Task statement: Each line of the records that holds the word "script" should be copied out.

Data for review:

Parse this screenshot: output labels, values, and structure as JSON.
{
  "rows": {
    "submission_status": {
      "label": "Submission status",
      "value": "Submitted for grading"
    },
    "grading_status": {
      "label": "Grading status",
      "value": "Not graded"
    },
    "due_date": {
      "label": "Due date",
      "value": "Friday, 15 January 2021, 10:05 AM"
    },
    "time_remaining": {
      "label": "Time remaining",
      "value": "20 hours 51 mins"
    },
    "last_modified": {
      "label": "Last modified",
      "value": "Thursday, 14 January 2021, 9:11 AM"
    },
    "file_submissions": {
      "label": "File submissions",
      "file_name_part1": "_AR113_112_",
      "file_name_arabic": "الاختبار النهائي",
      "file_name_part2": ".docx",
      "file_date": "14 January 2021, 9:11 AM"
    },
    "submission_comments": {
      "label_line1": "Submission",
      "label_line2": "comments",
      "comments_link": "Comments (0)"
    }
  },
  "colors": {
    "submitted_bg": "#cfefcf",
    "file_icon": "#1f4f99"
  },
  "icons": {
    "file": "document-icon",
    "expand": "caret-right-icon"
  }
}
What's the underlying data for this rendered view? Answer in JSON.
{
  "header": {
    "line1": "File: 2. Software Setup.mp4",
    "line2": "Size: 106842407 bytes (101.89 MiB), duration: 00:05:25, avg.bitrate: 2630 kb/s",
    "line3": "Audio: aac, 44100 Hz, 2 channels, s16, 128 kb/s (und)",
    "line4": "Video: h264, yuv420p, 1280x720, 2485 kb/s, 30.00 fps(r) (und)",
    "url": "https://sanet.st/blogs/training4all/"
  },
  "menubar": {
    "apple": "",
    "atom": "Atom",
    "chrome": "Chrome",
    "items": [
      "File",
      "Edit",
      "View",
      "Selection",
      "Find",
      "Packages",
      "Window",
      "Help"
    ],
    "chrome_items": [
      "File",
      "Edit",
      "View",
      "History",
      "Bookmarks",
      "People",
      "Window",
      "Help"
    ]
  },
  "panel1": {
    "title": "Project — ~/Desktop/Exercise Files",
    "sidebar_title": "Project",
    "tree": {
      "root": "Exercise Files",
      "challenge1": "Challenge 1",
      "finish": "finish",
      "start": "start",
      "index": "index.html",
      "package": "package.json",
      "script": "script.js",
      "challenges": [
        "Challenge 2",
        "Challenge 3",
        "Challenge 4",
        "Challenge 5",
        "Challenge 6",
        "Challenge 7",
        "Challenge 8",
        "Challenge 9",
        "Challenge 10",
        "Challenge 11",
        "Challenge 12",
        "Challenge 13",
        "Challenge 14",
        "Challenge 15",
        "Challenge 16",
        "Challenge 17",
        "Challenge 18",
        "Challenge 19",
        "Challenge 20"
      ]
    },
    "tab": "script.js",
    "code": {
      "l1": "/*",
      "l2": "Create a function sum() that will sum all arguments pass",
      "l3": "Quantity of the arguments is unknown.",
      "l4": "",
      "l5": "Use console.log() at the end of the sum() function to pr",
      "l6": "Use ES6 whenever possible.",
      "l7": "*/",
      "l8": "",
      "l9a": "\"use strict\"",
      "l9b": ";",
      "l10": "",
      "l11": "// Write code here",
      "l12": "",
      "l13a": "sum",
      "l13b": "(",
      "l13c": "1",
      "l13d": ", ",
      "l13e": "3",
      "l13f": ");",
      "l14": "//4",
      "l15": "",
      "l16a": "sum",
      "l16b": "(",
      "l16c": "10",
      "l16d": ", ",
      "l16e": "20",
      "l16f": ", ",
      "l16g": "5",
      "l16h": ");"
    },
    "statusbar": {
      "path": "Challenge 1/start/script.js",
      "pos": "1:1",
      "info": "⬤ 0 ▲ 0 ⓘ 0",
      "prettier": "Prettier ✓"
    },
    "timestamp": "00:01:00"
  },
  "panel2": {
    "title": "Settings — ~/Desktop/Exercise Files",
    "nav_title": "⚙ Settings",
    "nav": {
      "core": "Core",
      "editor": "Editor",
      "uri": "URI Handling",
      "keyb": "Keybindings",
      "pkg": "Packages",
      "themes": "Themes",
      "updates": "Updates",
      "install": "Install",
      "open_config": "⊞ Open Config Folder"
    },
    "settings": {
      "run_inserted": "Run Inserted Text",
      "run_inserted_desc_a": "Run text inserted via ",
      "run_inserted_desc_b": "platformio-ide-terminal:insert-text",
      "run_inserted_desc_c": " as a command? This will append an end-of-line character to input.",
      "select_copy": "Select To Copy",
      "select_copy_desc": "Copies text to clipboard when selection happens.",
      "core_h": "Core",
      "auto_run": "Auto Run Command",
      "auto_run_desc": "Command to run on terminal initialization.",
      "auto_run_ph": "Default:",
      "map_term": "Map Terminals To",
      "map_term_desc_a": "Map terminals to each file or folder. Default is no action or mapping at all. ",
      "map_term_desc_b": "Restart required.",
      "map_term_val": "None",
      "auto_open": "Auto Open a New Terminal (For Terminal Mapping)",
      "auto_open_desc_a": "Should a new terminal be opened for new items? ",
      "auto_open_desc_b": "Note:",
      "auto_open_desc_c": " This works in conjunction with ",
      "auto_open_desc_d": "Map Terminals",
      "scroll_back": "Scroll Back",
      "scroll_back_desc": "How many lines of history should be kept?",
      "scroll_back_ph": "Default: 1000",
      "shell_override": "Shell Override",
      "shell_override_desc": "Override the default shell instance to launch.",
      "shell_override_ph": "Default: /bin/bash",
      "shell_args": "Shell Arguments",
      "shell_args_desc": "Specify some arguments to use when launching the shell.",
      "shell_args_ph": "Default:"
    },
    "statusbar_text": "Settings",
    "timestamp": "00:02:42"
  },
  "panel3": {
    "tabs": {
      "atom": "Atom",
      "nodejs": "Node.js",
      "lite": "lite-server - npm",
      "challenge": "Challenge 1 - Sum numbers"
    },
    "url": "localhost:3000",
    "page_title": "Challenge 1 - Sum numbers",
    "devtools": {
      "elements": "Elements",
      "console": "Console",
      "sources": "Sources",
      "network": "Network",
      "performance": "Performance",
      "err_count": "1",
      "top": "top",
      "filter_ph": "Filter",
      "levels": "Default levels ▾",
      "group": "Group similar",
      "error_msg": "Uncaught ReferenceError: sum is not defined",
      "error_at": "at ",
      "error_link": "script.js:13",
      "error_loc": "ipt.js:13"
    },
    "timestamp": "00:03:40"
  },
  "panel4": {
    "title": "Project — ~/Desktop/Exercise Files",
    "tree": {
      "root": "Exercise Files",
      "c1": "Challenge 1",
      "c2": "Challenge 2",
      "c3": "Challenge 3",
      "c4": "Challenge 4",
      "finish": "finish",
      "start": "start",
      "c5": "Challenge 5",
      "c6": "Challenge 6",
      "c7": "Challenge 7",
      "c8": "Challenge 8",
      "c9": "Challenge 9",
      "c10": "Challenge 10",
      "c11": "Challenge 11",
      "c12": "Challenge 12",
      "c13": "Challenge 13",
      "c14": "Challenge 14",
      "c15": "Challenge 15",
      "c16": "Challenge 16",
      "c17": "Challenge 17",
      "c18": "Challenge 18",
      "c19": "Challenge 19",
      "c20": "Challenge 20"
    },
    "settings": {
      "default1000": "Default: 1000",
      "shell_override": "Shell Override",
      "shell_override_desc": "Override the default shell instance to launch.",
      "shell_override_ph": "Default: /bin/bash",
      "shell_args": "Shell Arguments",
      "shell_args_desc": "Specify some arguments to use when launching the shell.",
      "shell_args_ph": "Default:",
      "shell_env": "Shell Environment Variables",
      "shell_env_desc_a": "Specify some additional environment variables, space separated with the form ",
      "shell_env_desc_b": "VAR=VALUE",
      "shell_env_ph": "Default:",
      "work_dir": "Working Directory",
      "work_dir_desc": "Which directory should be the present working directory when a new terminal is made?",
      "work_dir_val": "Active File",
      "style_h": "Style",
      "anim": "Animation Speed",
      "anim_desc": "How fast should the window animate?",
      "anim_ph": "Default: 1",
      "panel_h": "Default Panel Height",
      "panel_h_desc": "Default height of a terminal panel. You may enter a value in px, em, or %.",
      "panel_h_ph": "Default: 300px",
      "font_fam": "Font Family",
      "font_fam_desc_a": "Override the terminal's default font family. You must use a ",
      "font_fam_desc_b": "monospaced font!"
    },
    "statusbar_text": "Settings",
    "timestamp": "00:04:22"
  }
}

Solution to the exercise:
      "script": "script.js",
    "tab": "script.js",
      "path": "Challenge 1/start/script.js",
      "error_link": "script.js:13",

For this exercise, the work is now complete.